YOUR GOAL:
Beginning with the first entry, restate the data word for word and leave out the images.

----

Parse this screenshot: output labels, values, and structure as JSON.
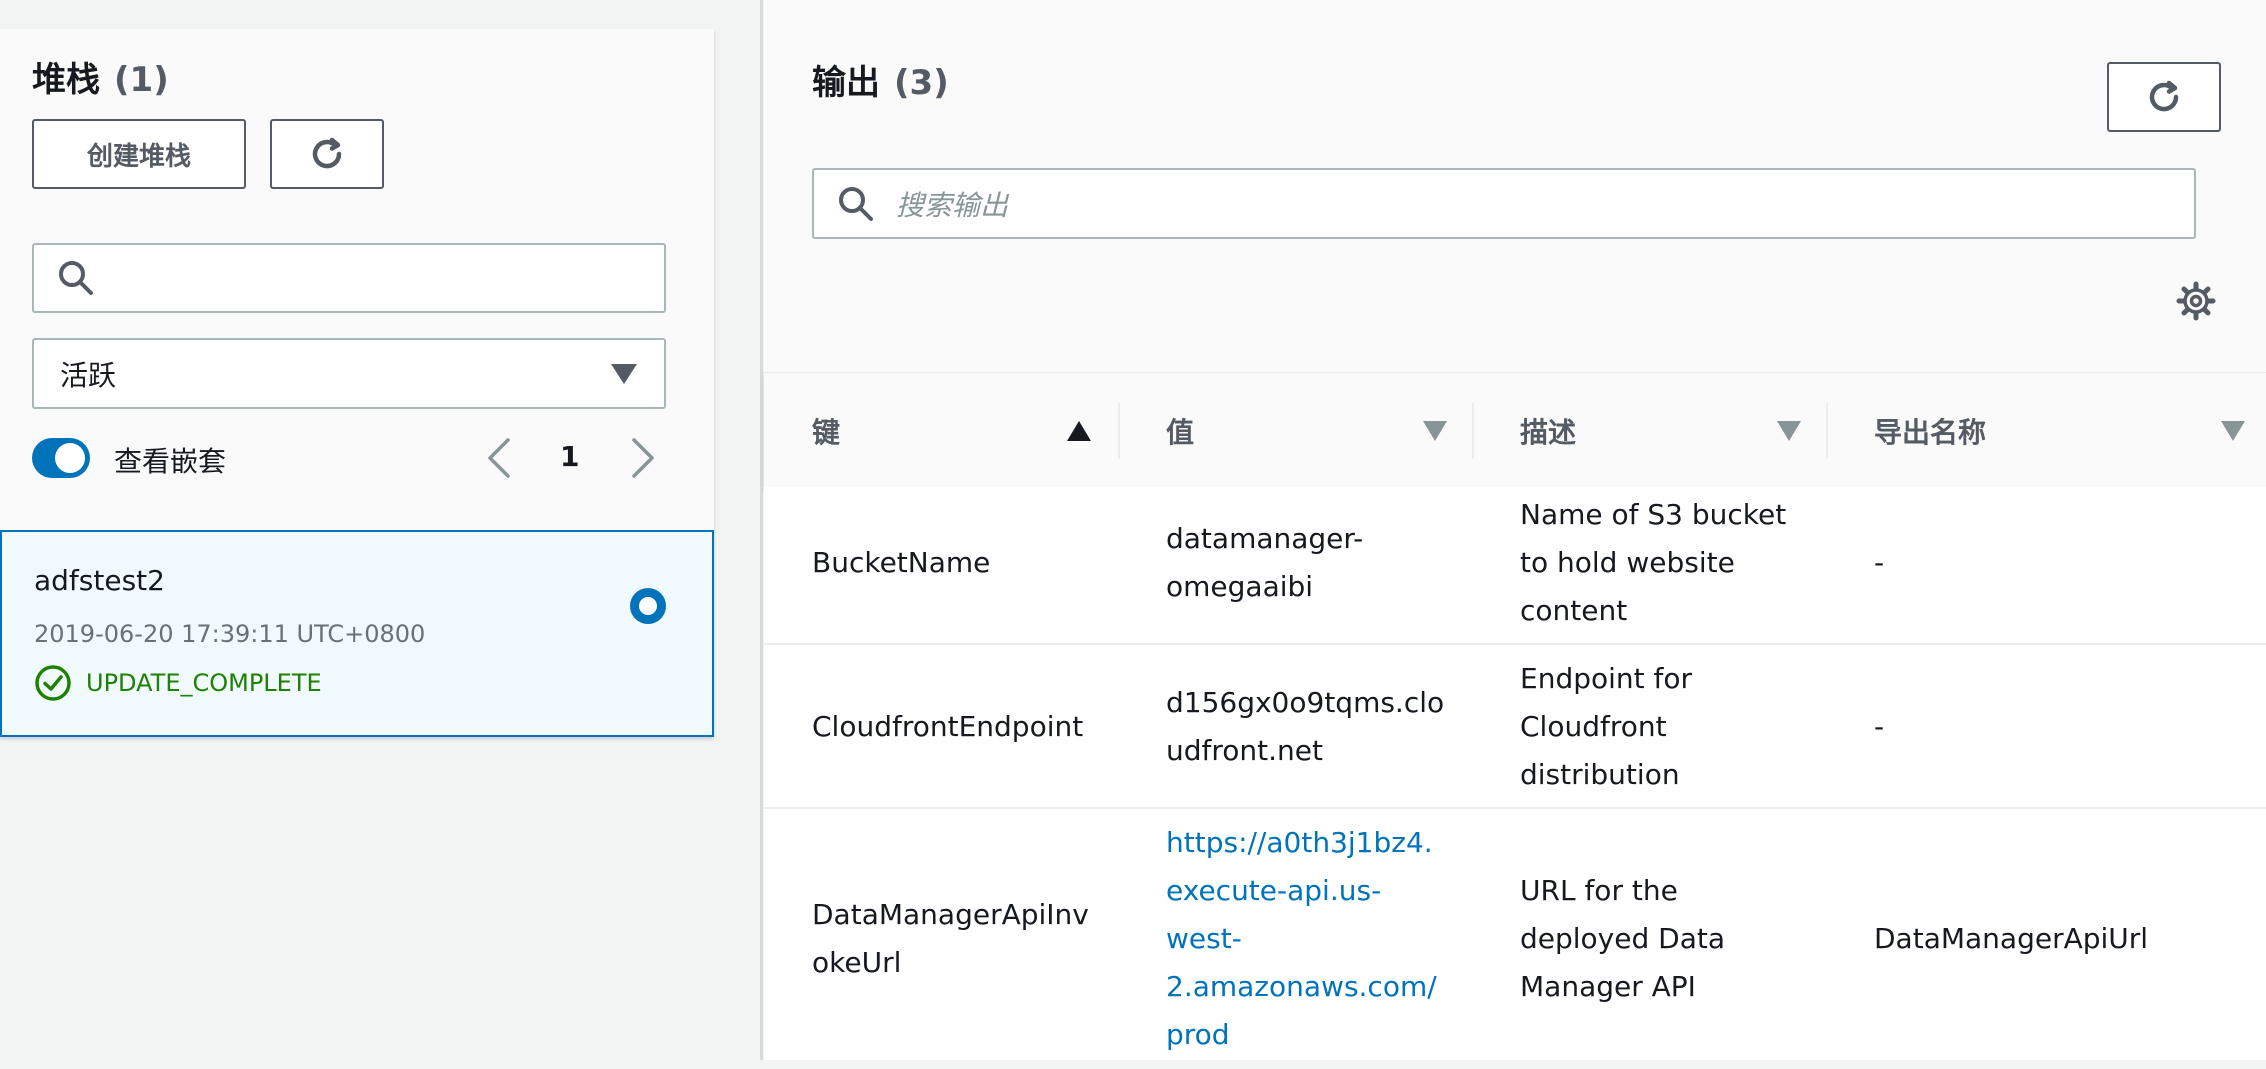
{
  "stacks_panel": {
    "title": "堆栈",
    "count": "(1)",
    "create_label": "创建堆栈",
    "filter_value": "活跃",
    "toggle_label": "查看嵌套",
    "toggle_on": true,
    "page_number": "1",
    "items": [
      {
        "name": "adfstest2",
        "date": "2019-06-20 17:39:11 UTC+0800",
        "status": "UPDATE_COMPLETE",
        "selected": true
      }
    ]
  },
  "outputs_panel": {
    "title": "输出",
    "count": "(3)",
    "search_placeholder": "搜索输出",
    "columns": [
      {
        "label": "键",
        "sort": "ascending"
      },
      {
        "label": "值",
        "sort": "none"
      },
      {
        "label": "描述",
        "sort": "none"
      },
      {
        "label": "导出名称",
        "sort": "none"
      }
    ],
    "rows": [
      {
        "key": [
          "BucketName"
        ],
        "value": [
          "datamanager-",
          "omegaaibi"
        ],
        "description": [
          "Name of S3 bucket",
          "to hold website",
          "content"
        ],
        "export": [
          "-"
        ]
      },
      {
        "key": [
          "CloudfrontEndpoint"
        ],
        "value": [
          "d156gx0o9tqms.clo",
          "udfront.net"
        ],
        "description": [
          "Endpoint for",
          "Cloudfront",
          "distribution"
        ],
        "export": [
          "-"
        ]
      },
      {
        "key": [
          "DataManagerApiInv",
          "okeUrl"
        ],
        "value": [
          "https://a0th3j1bz4.",
          "execute-api.us-",
          "west-",
          "2.amazonaws.com/",
          "prod"
        ],
        "description": [
          "URL for the",
          "deployed Data",
          "Manager API"
        ],
        "export": [
          "DataManagerApiUrl"
        ]
      }
    ]
  },
  "colors": {
    "primary": "#0073bb",
    "success": "#1d8102",
    "selected_bg": "#f1faff",
    "text_secondary": "#687078"
  }
}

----

SOLUTION FOR THIS TASK:
Parse this screenshot: output labels, values, and structure as JSON.
{
  "stacks_panel": {
    "title": "堆栈",
    "count": "(1)",
    "create_label": "创建堆栈",
    "filter_value": "活跃",
    "toggle_label": "查看嵌套",
    "toggle_on": true,
    "page_number": "1",
    "items": [
      {
        "name": "adfstest2",
        "date": "2019-06-20 17:39:11 UTC+0800",
        "status": "UPDATE_COMPLETE",
        "selected": true
      }
    ]
  },
  "outputs_panel": {
    "title": "输出",
    "count": "(3)",
    "search_placeholder": "搜索输出",
    "columns": [
      {
        "label": "键",
        "sort": "ascending"
      },
      {
        "label": "值",
        "sort": "none"
      },
      {
        "label": "描述",
        "sort": "none"
      },
      {
        "label": "导出名称",
        "sort": "none"
      }
    ],
    "rows": [
      {
        "key": [
          "BucketName"
        ],
        "value": [
          "datamanager-",
          "omegaaibi"
        ],
        "description": [
          "Name of S3 bucket",
          "to hold website",
          "content"
        ],
        "export": [
          "-"
        ]
      },
      {
        "key": [
          "CloudfrontEndpoint"
        ],
        "value": [
          "d156gx0o9tqms.clo",
          "udfront.net"
        ],
        "description": [
          "Endpoint for",
          "Cloudfront",
          "distribution"
        ],
        "export": [
          "-"
        ]
      },
      {
        "key": [
          "DataManagerApiInv",
          "okeUrl"
        ],
        "value": [
          "https://a0th3j1bz4.",
          "execute-api.us-",
          "west-",
          "2.amazonaws.com/",
          "prod"
        ],
        "description": [
          "URL for the",
          "deployed Data",
          "Manager API"
        ],
        "export": [
          "DataManagerApiUrl"
        ]
      }
    ]
  },
  "colors": {
    "primary": "#0073bb",
    "success": "#1d8102",
    "selected_bg": "#f1faff",
    "text_secondary": "#687078"
  }
}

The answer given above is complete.